Website and app data records:
- - - - - - -
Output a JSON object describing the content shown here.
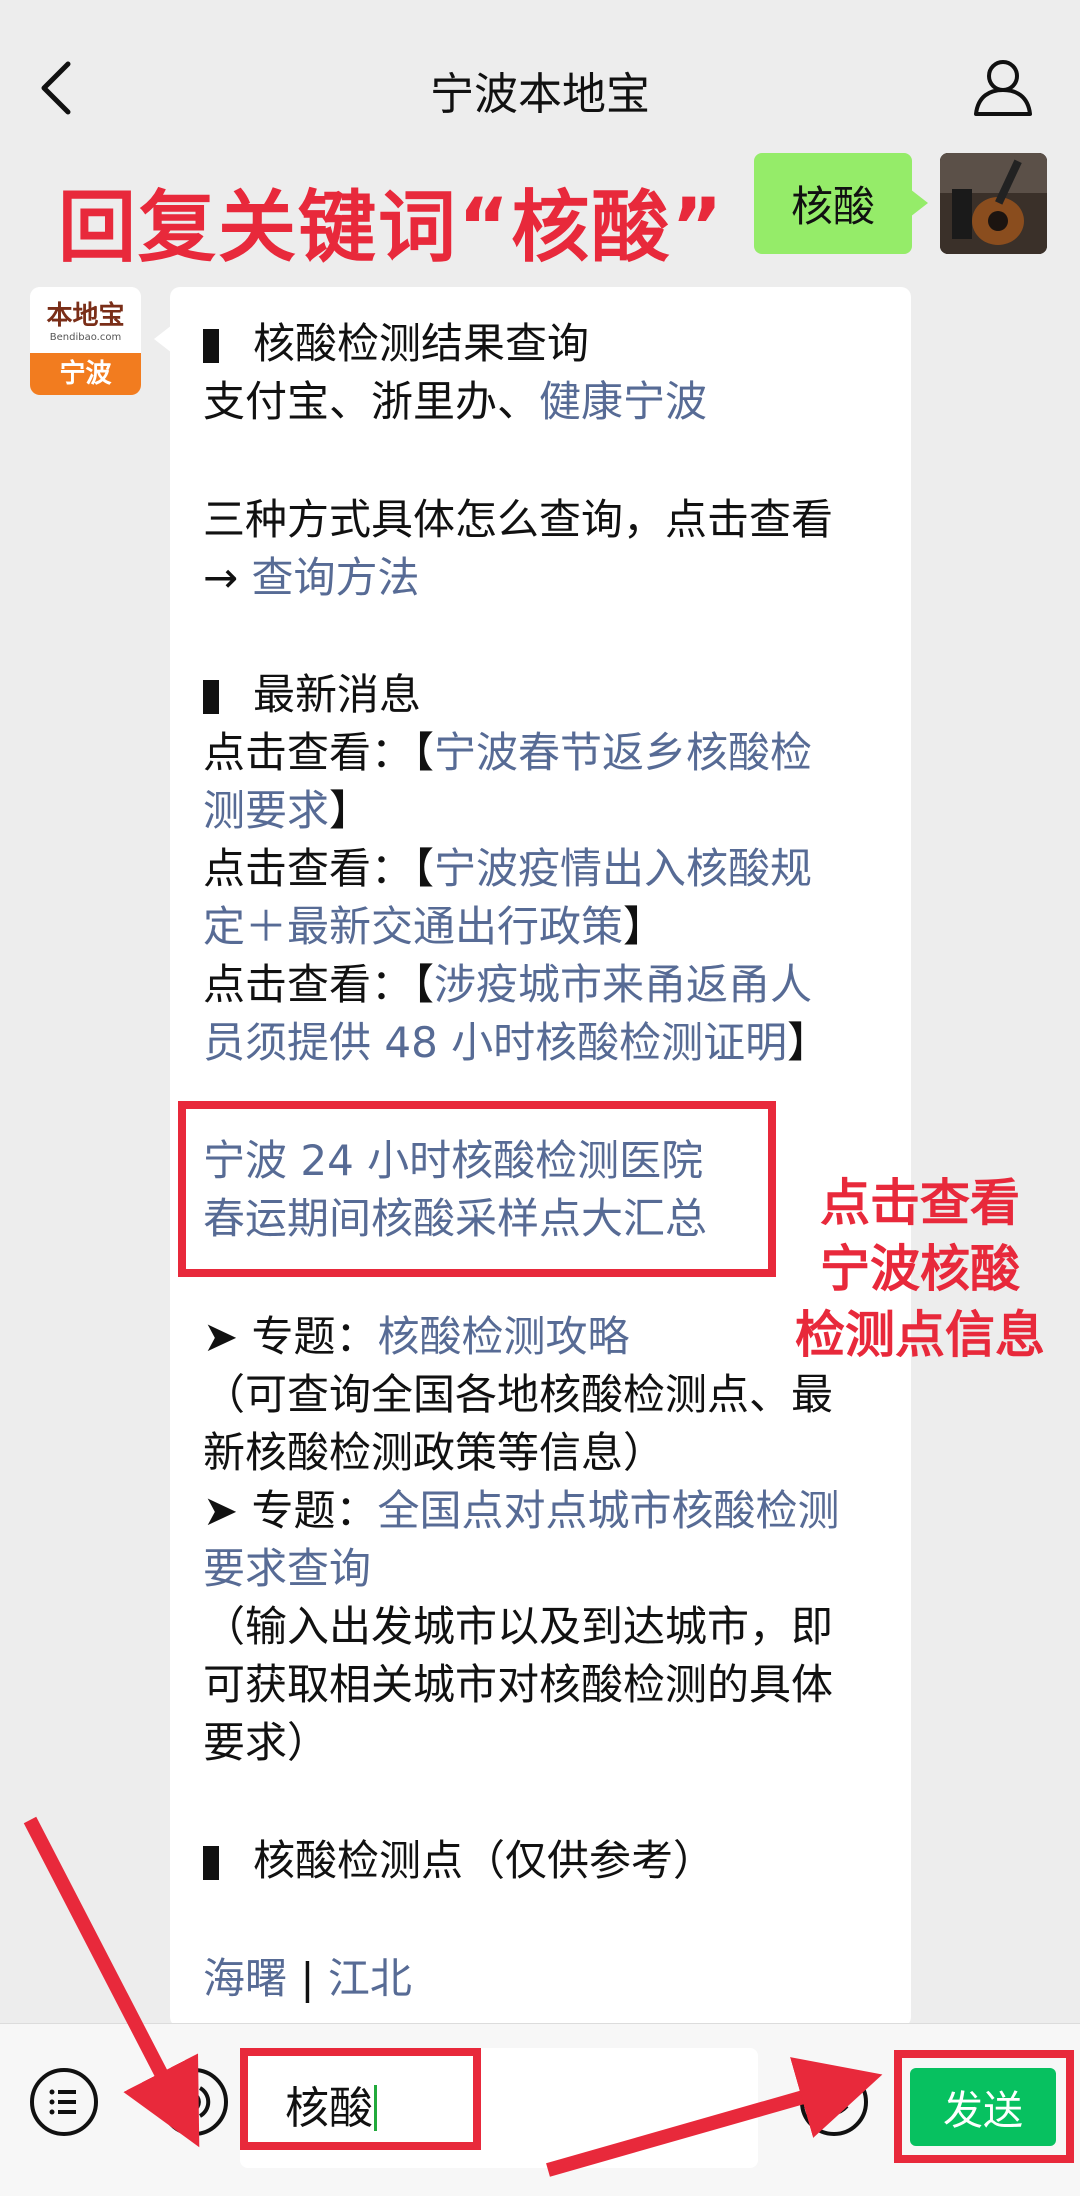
{
  "header": {
    "title": "宁波本地宝"
  },
  "annotation_keyword": "回复关键词“核酸”",
  "my_message": "核酸",
  "bot_avatar": {
    "logo": "本地宝",
    "logo_sub": "Bendibao.com",
    "city": "宁波"
  },
  "reply": {
    "section1_title": "核酸检测结果查询",
    "section1_platforms": "支付宝、浙里办、",
    "section1_link": "健康宁波",
    "methods_text": "三种方式具体怎么查询，点击查看",
    "methods_arrow": "→ ",
    "methods_link": "查询方法",
    "section2_title": "最新消息",
    "click_prefix": "点击查看：",
    "bracket_open": "【",
    "bracket_close": "】",
    "news1_line1": "宁波春节返乡核酸检",
    "news1_line2": "测要求",
    "news2_line1": "宁波疫情出入核酸规",
    "news2_line2": "定＋最新交通出行政策",
    "news3_line1": "涉疫城市来甬返甬人",
    "news3_line2": "员须提供 48 小时核酸检测证明",
    "highlight1": "宁波 24 小时核酸检测医院",
    "highlight2": "春运期间核酸采样点大汇总",
    "topic_prefix": "➤ 专题：",
    "topic1_link": "核酸检测攻略",
    "topic1_desc1": "（可查询全国各地核酸检测点、最",
    "topic1_desc2": "新核酸检测政策等信息）",
    "topic2_link1": "全国点对点城市核酸检测",
    "topic2_link2": "要求查询",
    "topic2_desc1": "（输入出发城市以及到达城市，即",
    "topic2_desc2": "可获取相关城市对核酸检测的具体",
    "topic2_desc3": "要求）",
    "section3_title": "核酸检测点（仅供参考）",
    "district1": "海曙",
    "district_sep": " | ",
    "district2": "江北"
  },
  "side_annotation": {
    "line1": "点击查看",
    "line2": "宁波核酸",
    "line3": "检测点信息"
  },
  "input_bar": {
    "input_value": "核酸",
    "send_label": "发送"
  },
  "colors": {
    "annotation_red": "#e8293b",
    "link_blue": "#576b95",
    "wechat_green": "#07c160",
    "bubble_green": "#95ec69"
  },
  "icons": [
    "back-arrow-icon",
    "user-icon",
    "menu-list-icon",
    "voice-icon",
    "emoji-icon"
  ]
}
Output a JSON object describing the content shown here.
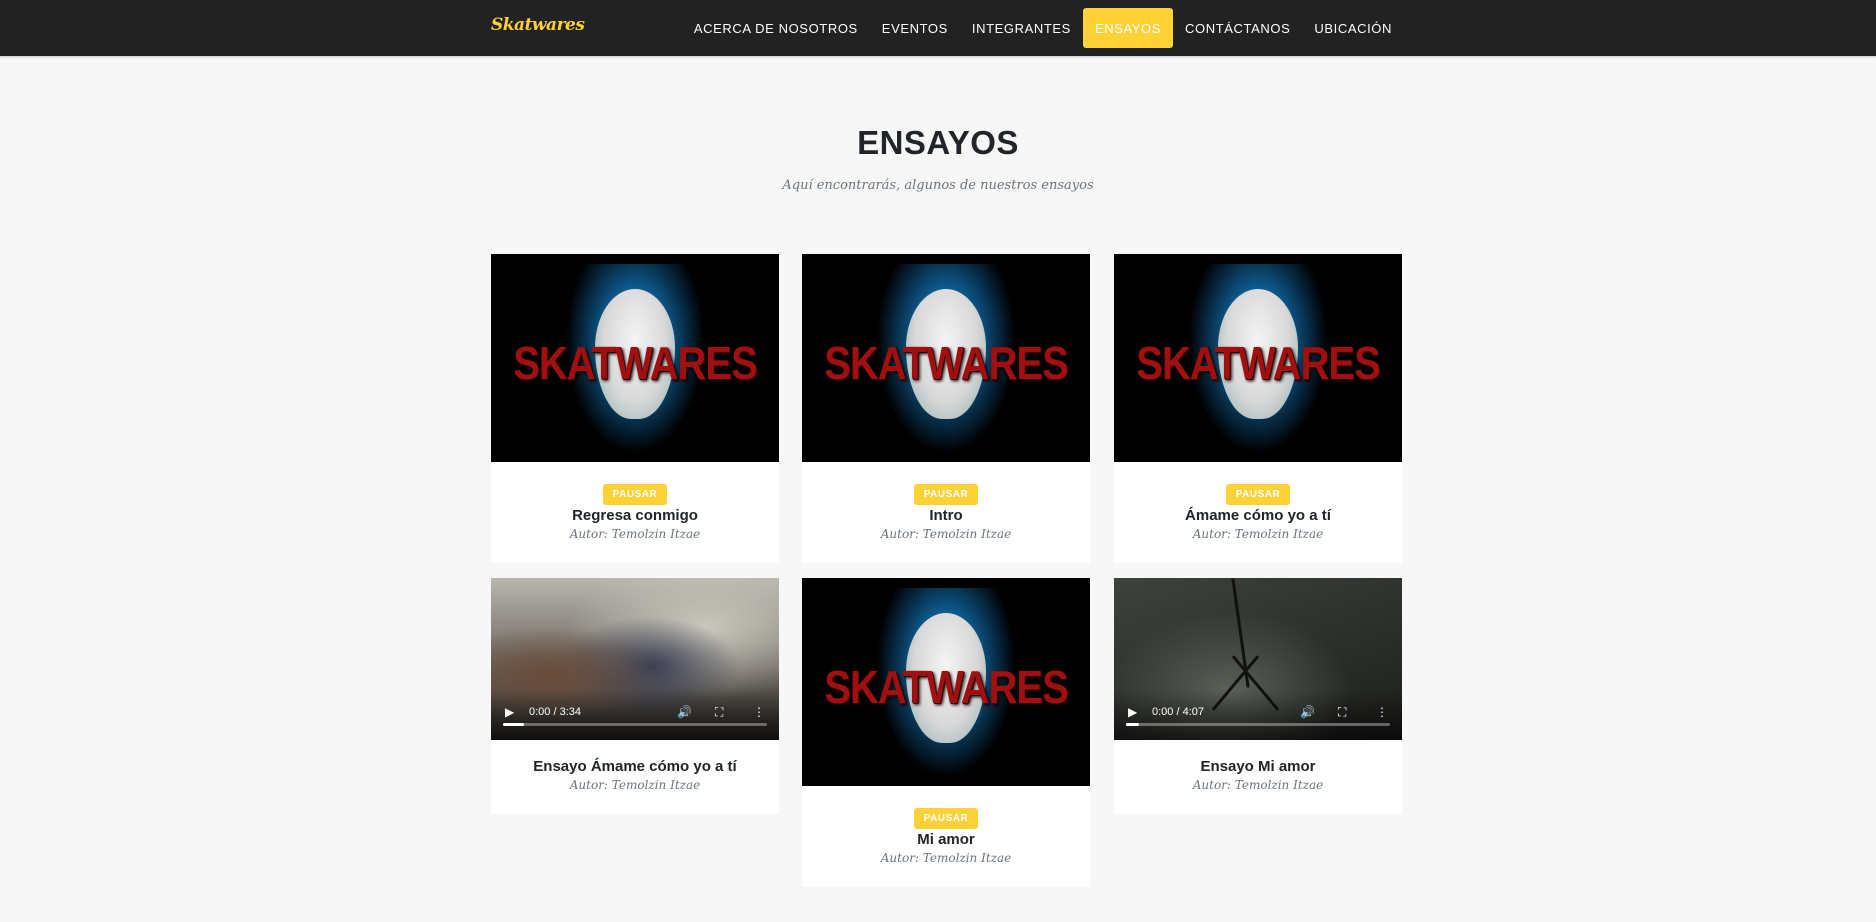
{
  "nav": {
    "brand": "Skatwares",
    "items": [
      {
        "label": "Acerca de nosotros",
        "active": false
      },
      {
        "label": "Eventos",
        "active": false
      },
      {
        "label": "Integrantes",
        "active": false
      },
      {
        "label": "Ensayos",
        "active": true
      },
      {
        "label": "Contáctanos",
        "active": false
      },
      {
        "label": "Ubicación",
        "active": false
      }
    ]
  },
  "section": {
    "title": "ENSAYOS",
    "subtitle": "Aquí encontrarás, algunos de nuestros ensayos"
  },
  "logo_text": "SKATWARES",
  "cards": [
    {
      "title": "Regresa conmigo",
      "author": "Autor: Temolzin Itzae",
      "button": "PAUSAR"
    },
    {
      "title": "Intro",
      "author": "Autor: Temolzin Itzae",
      "button": "PAUSAR"
    },
    {
      "title": "Ámame cómo yo a tí",
      "author": "Autor: Temolzin Itzae",
      "button": "PAUSAR"
    },
    {
      "title": "Ensayo Ámame cómo yo a tí",
      "author": "Autor: Temolzin Itzae",
      "time": "0:00 / 3:34",
      "progress": 0.08
    },
    {
      "title": "Mi amor",
      "author": "Autor: Temolzin Itzae",
      "button": "PAUSAR"
    },
    {
      "title": "Ensayo Mi amor",
      "author": "Autor: Temolzin Itzae",
      "time": "0:00 / 4:07",
      "progress": 0.05
    }
  ],
  "icons": {
    "play": "play-icon",
    "volume": "volume-icon",
    "fullscreen": "fullscreen-icon",
    "more": "more-vertical-icon"
  },
  "colors": {
    "accent": "#fed136",
    "navbar": "#222222",
    "background": "#f7f7f7"
  }
}
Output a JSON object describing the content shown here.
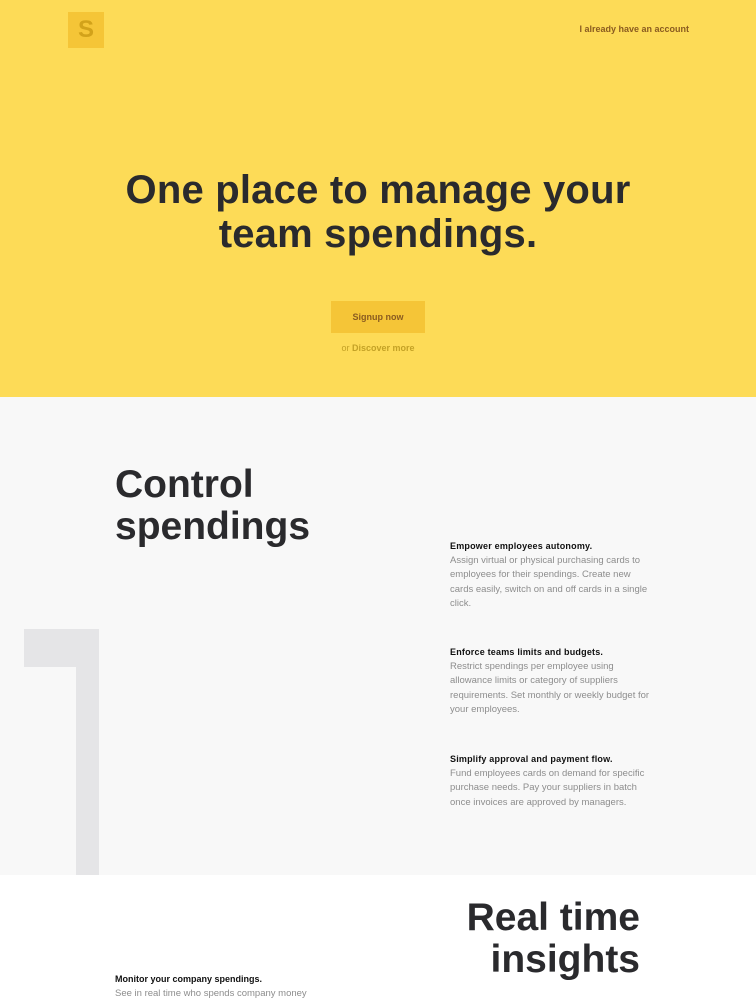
{
  "brand": {
    "logo_letter": "S"
  },
  "header": {
    "account_link": "I already have an account"
  },
  "hero": {
    "title_line1": "One place to manage your",
    "title_line2": "team spendings.",
    "signup_label": "Signup now",
    "discover_prefix": "or",
    "discover_link": "Discover more"
  },
  "control": {
    "title_line1": "Control",
    "title_line2": "spendings",
    "number": "1",
    "features": [
      {
        "title": "Empower employees autonomy.",
        "text": "Assign virtual or physical purchasing cards to employees for their spendings. Create new cards easily, switch on and off cards in a single click."
      },
      {
        "title": "Enforce teams limits and budgets.",
        "text": "Restrict spendings per employee using allowance limits or category of suppliers requirements. Set monthly or weekly budget for your employees."
      },
      {
        "title": "Simplify approval and payment flow.",
        "text": "Fund employees cards on demand for specific purchase needs. Pay your suppliers in batch once invoices are approved by managers."
      }
    ]
  },
  "insights": {
    "title_line1": "Real time",
    "title_line2": "insights",
    "monitor_title": "Monitor your company spendings.",
    "monitor_text": "See in real time who spends company money"
  },
  "colors": {
    "hero_bg": "#fddb57",
    "accent": "#f5c537",
    "link": "#8a5b20",
    "section_bg": "#f8f8f8"
  }
}
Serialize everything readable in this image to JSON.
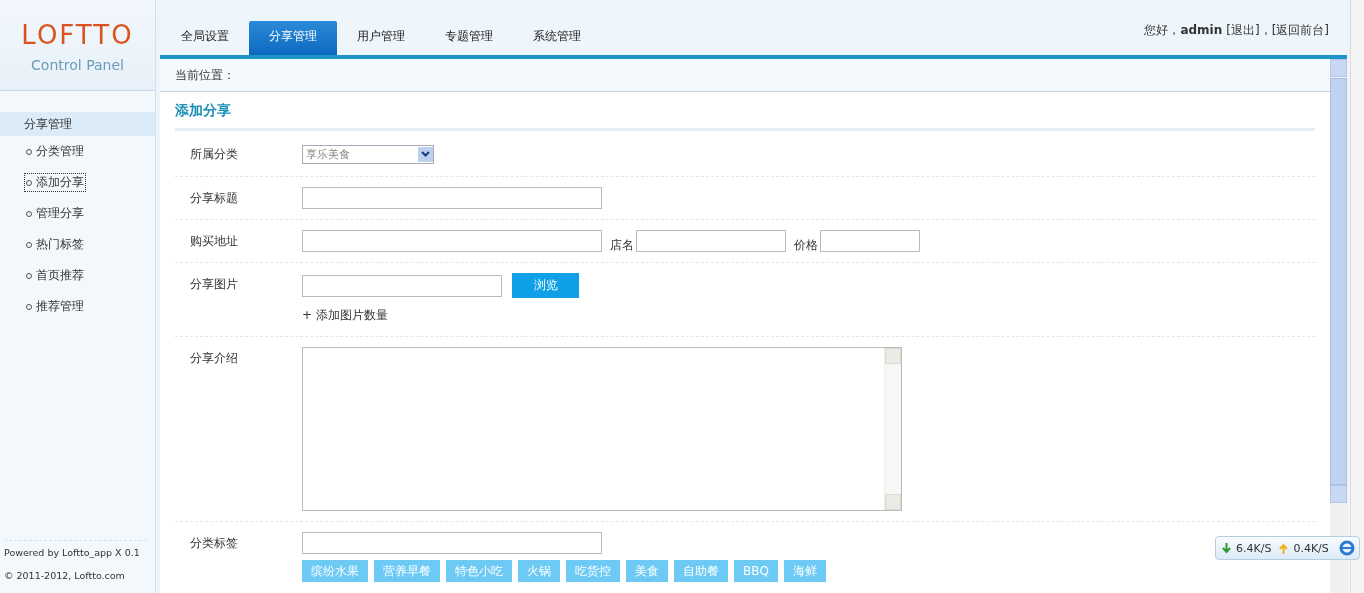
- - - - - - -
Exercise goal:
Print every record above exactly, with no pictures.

Response:
Output a JSON object describing the content shown here.
{
  "header": {
    "title": "宁波本地宝"
  },
  "annotation_keyword": "回复关键词“核酸”",
  "my_message": "核酸",
  "bot_avatar": {
    "logo": "本地宝",
    "logo_sub": "Bendibao.com",
    "city": "宁波"
  },
  "reply": {
    "section1_title": "核酸检测结果查询",
    "section1_platforms": "支付宝、浙里办、",
    "section1_link": "健康宁波",
    "methods_text": "三种方式具体怎么查询，点击查看",
    "methods_arrow": "→ ",
    "methods_link": "查询方法",
    "section2_title": "最新消息",
    "click_prefix": "点击查看：",
    "bracket_open": "【",
    "bracket_close": "】",
    "news1_line1": "宁波春节返乡核酸检",
    "news1_line2": "测要求",
    "news2_line1": "宁波疫情出入核酸规",
    "news2_line2": "定＋最新交通出行政策",
    "news3_line1": "涉疫城市来甬返甬人",
    "news3_line2": "员须提供 48 小时核酸检测证明",
    "highlight1": "宁波 24 小时核酸检测医院",
    "highlight2": "春运期间核酸采样点大汇总",
    "topic_prefix": "➤ 专题：",
    "topic1_link": "核酸检测攻略",
    "topic1_desc1": "（可查询全国各地核酸检测点、最",
    "topic1_desc2": "新核酸检测政策等信息）",
    "topic2_link1": "全国点对点城市核酸检测",
    "topic2_link2": "要求查询",
    "topic2_desc1": "（输入出发城市以及到达城市，即",
    "topic2_desc2": "可获取相关城市对核酸检测的具体",
    "topic2_desc3": "要求）",
    "section3_title": "核酸检测点（仅供参考）",
    "district1": "海曙",
    "district_sep": " | ",
    "district2": "江北"
  },
  "side_annotation": {
    "line1": "点击查看",
    "line2": "宁波核酸",
    "line3": "检测点信息"
  },
  "input_bar": {
    "input_value": "核酸",
    "send_label": "发送"
  },
  "colors": {
    "annotation_red": "#e8293b",
    "link_blue": "#576b95",
    "wechat_green": "#07c160",
    "bubble_green": "#95ec69"
  },
  "icons": [
    "back-arrow-icon",
    "user-icon",
    "menu-list-icon",
    "voice-icon",
    "emoji-icon"
  ]
}
Output a JSON object describing the content shown here.
{
  "nav": {
    "brand": "Skatwares",
    "items": [
      {
        "label": "Acerca de nosotros",
        "active": false
      },
      {
        "label": "Eventos",
        "active": false
      },
      {
        "label": "Integrantes",
        "active": false
      },
      {
        "label": "Ensayos",
        "active": true
      },
      {
        "label": "Contáctanos",
        "active": false
      },
      {
        "label": "Ubicación",
        "active": false
      }
    ]
  },
  "section": {
    "title": "ENSAYOS",
    "subtitle": "Aquí encontrarás, algunos de nuestros ensayos"
  },
  "logo_text": "SKATWARES",
  "cards": [
    {
      "title": "Regresa conmigo",
      "author": "Autor: Temolzin Itzae",
      "button": "PAUSAR"
    },
    {
      "title": "Intro",
      "author": "Autor: Temolzin Itzae",
      "button": "PAUSAR"
    },
    {
      "title": "Ámame cómo yo a tí",
      "author": "Autor: Temolzin Itzae",
      "button": "PAUSAR"
    },
    {
      "title": "Ensayo Ámame cómo yo a tí",
      "author": "Autor: Temolzin Itzae",
      "time": "0:00 / 3:34",
      "progress": 0.08
    },
    {
      "title": "Mi amor",
      "author": "Autor: Temolzin Itzae",
      "button": "PAUSAR"
    },
    {
      "title": "Ensayo Mi amor",
      "author": "Autor: Temolzin Itzae",
      "time": "0:00 / 4:07",
      "progress": 0.05
    }
  ],
  "icons": {
    "play": "play-icon",
    "volume": "volume-icon",
    "fullscreen": "fullscreen-icon",
    "more": "more-vertical-icon"
  },
  "colors": {
    "accent": "#fed136",
    "navbar": "#222222",
    "background": "#f7f7f7"
  }
}
Output a JSON object describing the content shown here.
{
  "brand": {
    "logo_letter": "S"
  },
  "header": {
    "account_link": "I already have an account"
  },
  "hero": {
    "title_line1": "One place to manage your",
    "title_line2": "team spendings.",
    "signup_label": "Signup now",
    "discover_prefix": "or",
    "discover_link": "Discover more"
  },
  "control": {
    "title_line1": "Control",
    "title_line2": "spendings",
    "number": "1",
    "features": [
      {
        "title": "Empower employees autonomy.",
        "text": "Assign virtual or physical purchasing cards to employees for their spendings. Create new cards easily, switch on and off cards in a single click."
      },
      {
        "title": "Enforce teams limits and budgets.",
        "text": "Restrict spendings per employee using allowance limits or category of suppliers requirements. Set monthly or weekly budget for your employees."
      },
      {
        "title": "Simplify approval and payment flow.",
        "text": "Fund employees cards on demand for specific purchase needs. Pay your suppliers in batch once invoices are approved by managers."
      }
    ]
  },
  "insights": {
    "title_line1": "Real time",
    "title_line2": "insights",
    "monitor_title": "Monitor your company spendings.",
    "monitor_text": "See in real time who spends company money"
  },
  "colors": {
    "hero_bg": "#fddb57",
    "accent": "#f5c537",
    "link": "#8a5b20",
    "section_bg": "#f8f8f8"
  }
}
Serialize everything readable in this image to JSON.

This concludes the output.